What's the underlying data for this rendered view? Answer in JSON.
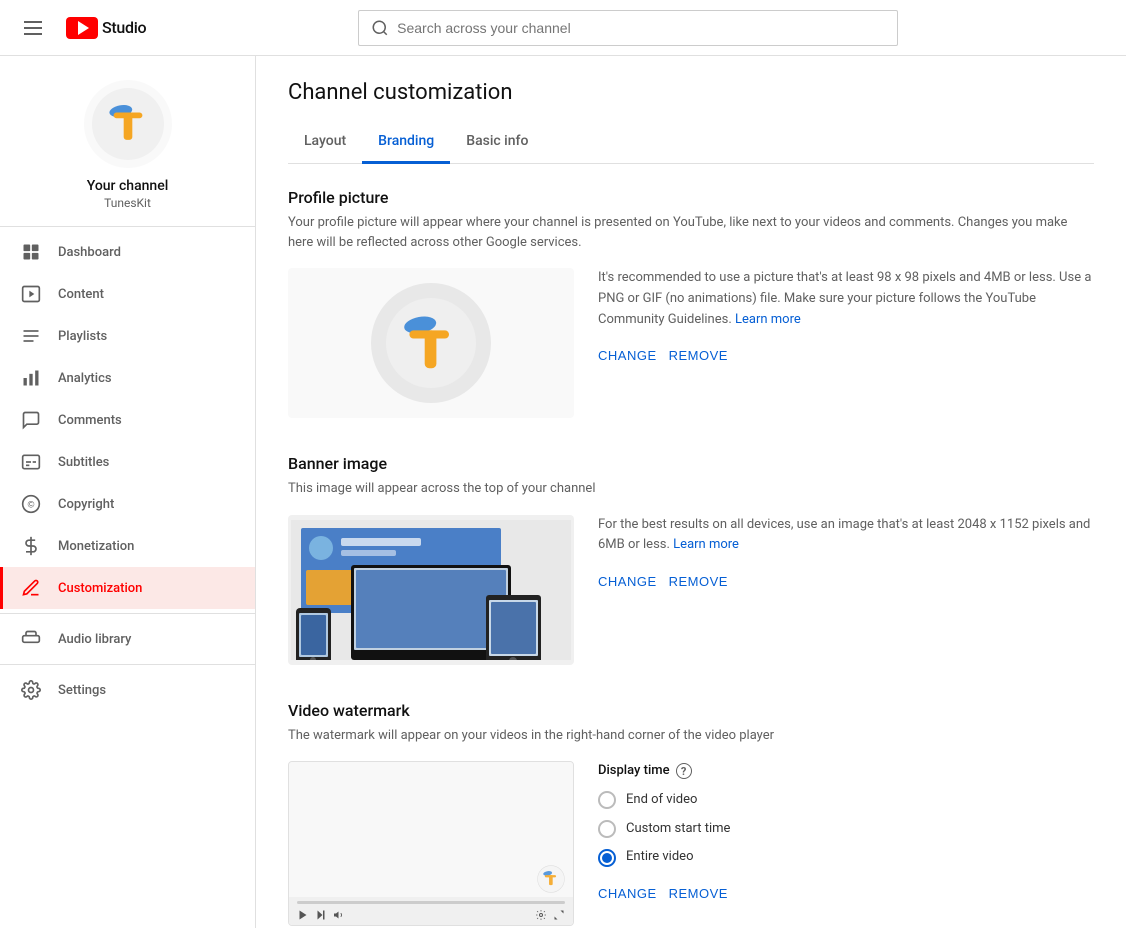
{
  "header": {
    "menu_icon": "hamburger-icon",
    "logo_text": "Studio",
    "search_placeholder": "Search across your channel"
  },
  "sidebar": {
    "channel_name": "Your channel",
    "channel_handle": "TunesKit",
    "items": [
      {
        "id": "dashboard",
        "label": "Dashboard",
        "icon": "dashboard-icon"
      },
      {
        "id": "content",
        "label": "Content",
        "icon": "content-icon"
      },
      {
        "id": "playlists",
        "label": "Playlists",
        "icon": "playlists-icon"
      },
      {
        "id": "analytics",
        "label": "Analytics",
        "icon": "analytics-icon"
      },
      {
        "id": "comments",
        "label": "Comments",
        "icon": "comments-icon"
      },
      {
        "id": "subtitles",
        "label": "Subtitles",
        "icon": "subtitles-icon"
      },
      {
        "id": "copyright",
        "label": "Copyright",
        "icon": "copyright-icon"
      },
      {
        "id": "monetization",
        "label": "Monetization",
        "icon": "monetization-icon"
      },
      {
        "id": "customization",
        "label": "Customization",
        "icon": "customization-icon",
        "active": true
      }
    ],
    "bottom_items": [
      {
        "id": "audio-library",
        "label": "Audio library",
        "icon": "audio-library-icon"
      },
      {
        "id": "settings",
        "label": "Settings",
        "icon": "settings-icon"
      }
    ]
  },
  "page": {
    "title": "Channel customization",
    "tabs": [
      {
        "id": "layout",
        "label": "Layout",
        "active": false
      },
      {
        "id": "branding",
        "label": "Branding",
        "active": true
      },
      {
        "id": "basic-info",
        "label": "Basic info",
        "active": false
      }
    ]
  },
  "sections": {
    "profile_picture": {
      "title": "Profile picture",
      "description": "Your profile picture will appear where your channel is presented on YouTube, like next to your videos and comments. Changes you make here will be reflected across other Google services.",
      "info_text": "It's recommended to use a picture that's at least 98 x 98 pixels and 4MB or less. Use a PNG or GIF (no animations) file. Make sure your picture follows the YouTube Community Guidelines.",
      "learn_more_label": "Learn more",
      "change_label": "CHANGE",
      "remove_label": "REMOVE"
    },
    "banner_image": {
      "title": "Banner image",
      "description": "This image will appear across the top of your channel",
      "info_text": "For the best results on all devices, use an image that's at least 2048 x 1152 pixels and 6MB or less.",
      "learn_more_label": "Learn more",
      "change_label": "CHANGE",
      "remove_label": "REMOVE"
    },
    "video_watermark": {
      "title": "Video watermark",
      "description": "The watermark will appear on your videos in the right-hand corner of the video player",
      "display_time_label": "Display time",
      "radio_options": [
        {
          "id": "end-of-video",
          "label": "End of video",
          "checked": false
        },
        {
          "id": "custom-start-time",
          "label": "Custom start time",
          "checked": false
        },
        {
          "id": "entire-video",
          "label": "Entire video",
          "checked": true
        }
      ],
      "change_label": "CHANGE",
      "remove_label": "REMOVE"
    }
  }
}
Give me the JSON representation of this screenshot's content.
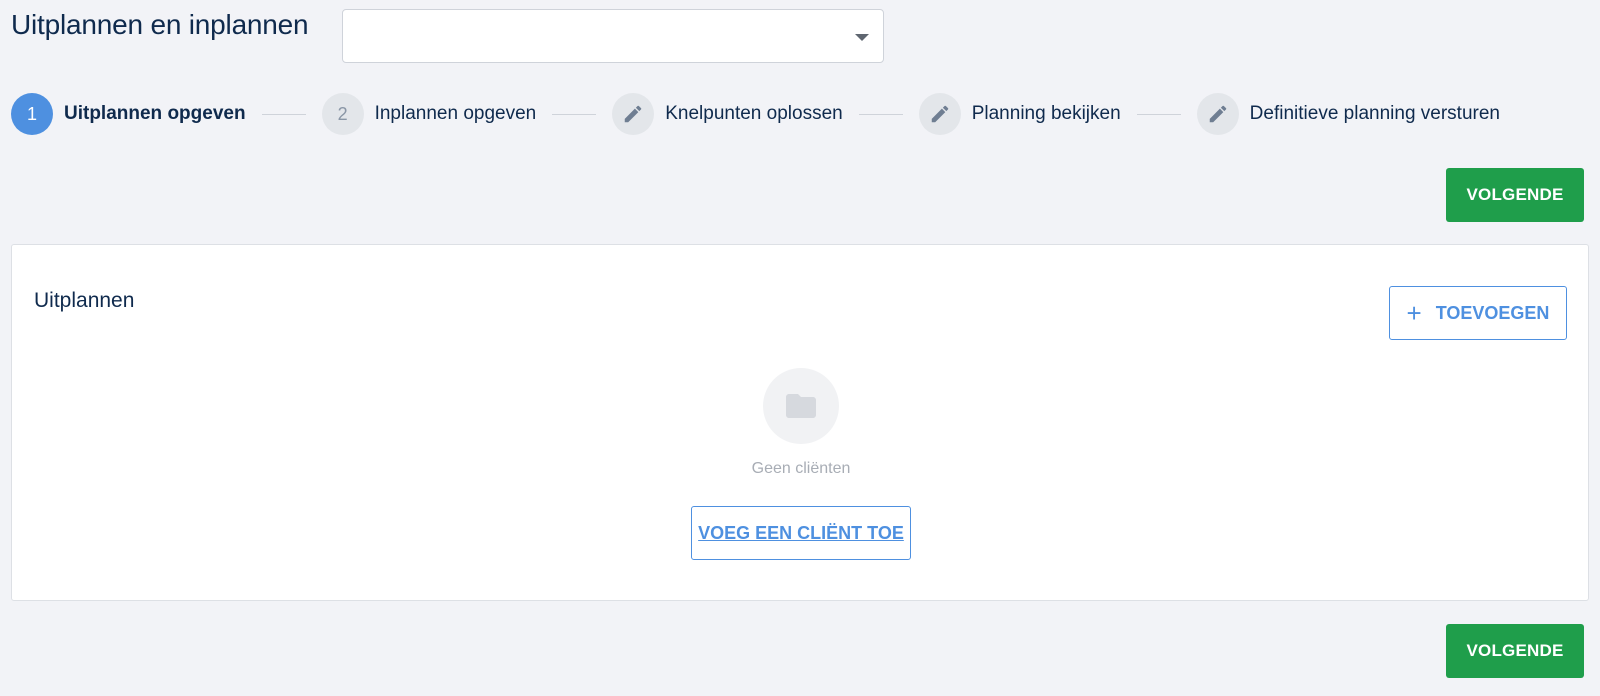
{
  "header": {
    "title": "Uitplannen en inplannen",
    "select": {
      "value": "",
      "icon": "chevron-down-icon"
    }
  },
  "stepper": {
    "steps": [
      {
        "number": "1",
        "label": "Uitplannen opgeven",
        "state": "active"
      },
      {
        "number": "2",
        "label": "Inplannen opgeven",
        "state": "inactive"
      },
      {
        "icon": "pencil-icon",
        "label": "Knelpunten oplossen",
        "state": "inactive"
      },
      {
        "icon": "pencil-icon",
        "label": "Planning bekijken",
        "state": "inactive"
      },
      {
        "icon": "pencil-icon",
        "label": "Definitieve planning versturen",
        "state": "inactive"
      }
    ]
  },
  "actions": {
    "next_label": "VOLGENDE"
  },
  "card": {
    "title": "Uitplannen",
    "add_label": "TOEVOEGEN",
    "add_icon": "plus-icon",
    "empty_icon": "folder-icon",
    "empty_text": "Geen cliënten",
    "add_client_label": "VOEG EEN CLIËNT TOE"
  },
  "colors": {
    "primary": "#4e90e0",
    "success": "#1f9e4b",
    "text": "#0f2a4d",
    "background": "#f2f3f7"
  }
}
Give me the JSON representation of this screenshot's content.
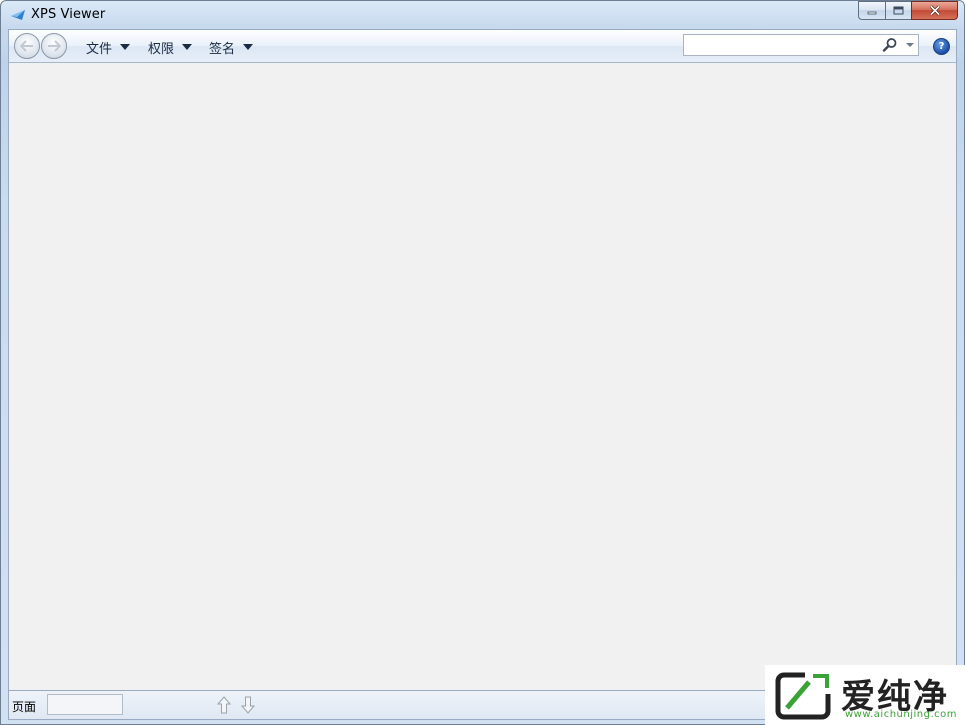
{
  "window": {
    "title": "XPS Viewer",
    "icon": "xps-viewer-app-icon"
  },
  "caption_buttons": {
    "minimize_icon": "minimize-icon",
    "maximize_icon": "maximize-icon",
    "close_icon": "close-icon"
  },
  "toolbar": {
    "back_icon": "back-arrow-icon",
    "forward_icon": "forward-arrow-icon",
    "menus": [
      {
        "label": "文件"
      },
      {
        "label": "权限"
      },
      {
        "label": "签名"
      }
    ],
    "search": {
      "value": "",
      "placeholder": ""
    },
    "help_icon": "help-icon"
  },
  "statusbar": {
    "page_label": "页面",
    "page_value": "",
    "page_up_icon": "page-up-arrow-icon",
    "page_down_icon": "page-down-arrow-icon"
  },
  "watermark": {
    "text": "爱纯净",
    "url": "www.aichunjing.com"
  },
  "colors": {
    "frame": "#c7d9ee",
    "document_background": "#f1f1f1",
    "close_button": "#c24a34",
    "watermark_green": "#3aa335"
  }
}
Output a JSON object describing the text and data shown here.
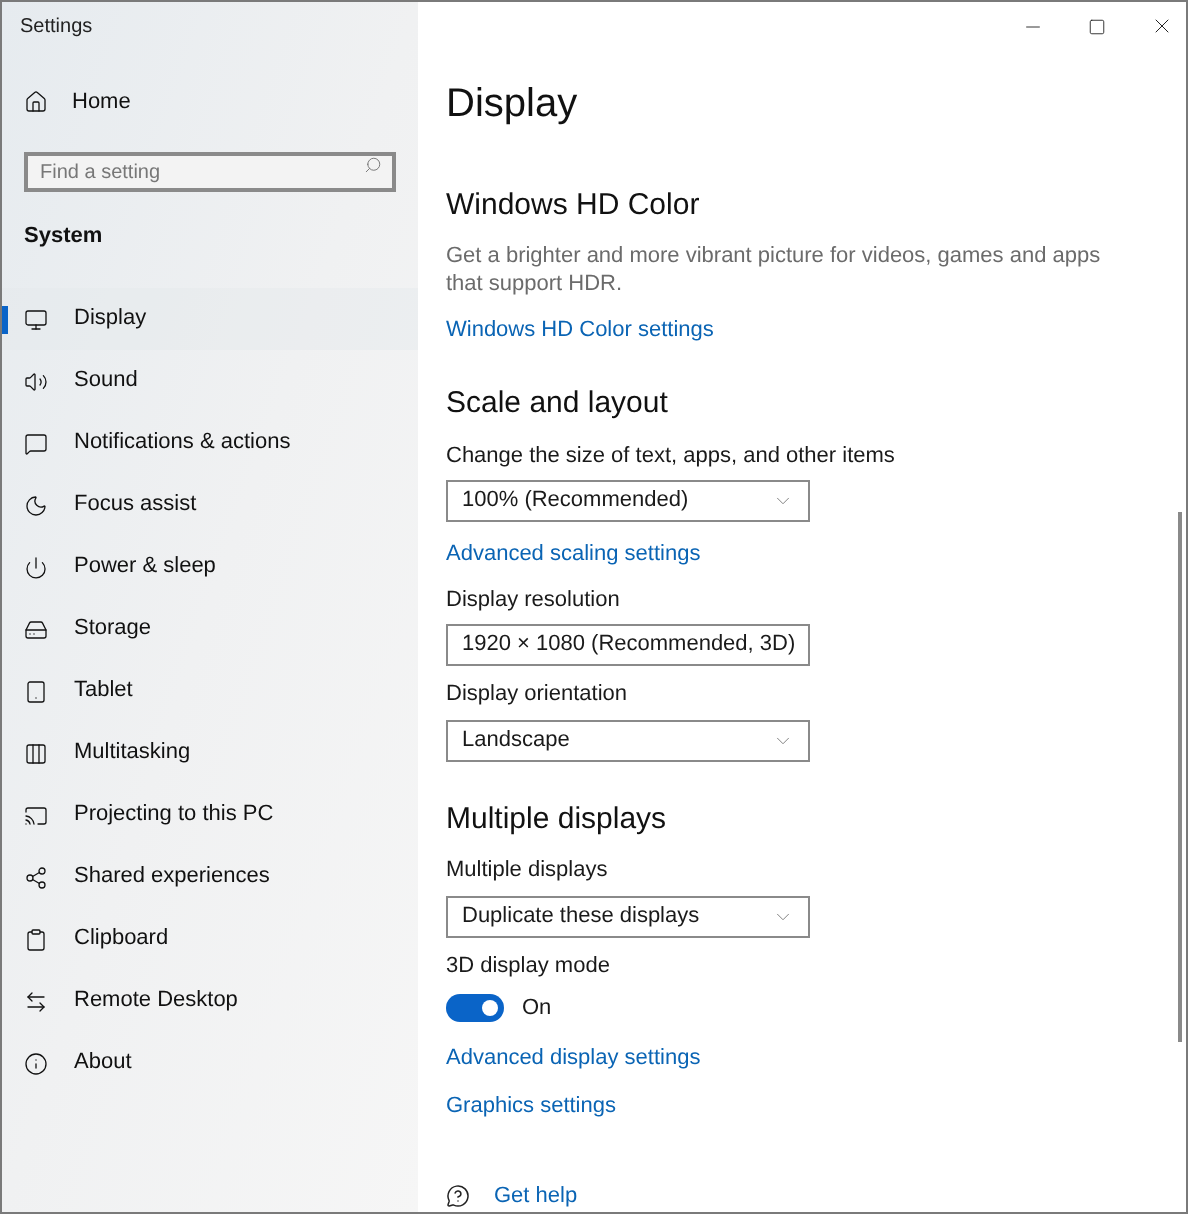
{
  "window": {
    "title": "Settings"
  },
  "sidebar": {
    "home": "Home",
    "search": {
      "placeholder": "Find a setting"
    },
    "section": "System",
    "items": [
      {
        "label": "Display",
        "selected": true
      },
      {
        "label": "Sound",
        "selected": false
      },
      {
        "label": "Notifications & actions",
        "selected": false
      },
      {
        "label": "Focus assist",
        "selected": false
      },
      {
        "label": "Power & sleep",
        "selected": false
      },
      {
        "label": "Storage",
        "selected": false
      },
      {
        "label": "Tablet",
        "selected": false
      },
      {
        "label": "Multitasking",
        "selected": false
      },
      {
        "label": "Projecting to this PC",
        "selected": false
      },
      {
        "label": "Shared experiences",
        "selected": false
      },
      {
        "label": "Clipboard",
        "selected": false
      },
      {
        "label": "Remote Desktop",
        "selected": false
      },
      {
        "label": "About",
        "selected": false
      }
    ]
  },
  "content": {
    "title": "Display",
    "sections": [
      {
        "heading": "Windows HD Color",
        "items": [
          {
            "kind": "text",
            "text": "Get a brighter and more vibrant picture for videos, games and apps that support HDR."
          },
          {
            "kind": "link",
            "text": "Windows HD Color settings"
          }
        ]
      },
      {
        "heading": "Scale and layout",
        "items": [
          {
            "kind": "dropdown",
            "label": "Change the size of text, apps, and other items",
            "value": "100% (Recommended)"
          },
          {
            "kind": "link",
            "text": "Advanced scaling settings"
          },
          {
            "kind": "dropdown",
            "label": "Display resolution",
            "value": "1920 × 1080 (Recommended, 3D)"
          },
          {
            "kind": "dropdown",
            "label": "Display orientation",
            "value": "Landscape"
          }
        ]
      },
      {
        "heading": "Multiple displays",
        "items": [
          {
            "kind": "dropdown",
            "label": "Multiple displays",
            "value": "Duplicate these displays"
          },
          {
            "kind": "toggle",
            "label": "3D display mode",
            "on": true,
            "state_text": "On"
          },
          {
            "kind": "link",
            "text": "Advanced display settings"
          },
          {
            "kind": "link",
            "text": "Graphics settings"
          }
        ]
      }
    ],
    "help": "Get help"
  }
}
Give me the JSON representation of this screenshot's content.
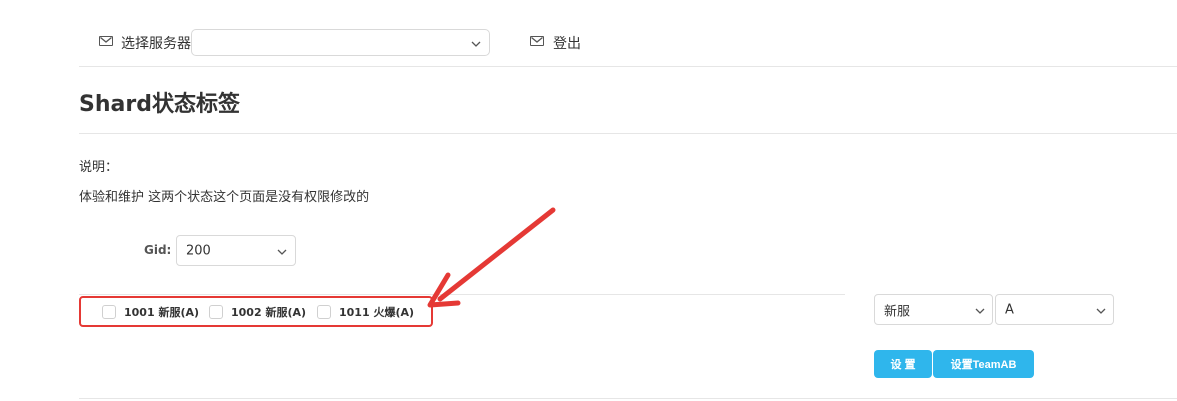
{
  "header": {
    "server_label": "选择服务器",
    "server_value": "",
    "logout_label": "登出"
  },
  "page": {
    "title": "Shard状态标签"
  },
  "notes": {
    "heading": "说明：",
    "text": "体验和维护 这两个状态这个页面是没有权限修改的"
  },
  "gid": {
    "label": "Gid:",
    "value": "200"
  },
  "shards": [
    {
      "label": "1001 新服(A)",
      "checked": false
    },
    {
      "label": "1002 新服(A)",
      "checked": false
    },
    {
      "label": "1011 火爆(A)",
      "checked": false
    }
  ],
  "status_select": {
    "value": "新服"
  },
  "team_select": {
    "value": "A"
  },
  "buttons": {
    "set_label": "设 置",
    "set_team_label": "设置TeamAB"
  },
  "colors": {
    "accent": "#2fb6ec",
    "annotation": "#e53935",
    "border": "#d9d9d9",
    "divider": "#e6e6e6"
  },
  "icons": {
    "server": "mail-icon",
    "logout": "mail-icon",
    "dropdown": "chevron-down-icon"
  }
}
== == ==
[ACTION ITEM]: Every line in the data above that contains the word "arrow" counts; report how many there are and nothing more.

[ANSWER SPACE]: 4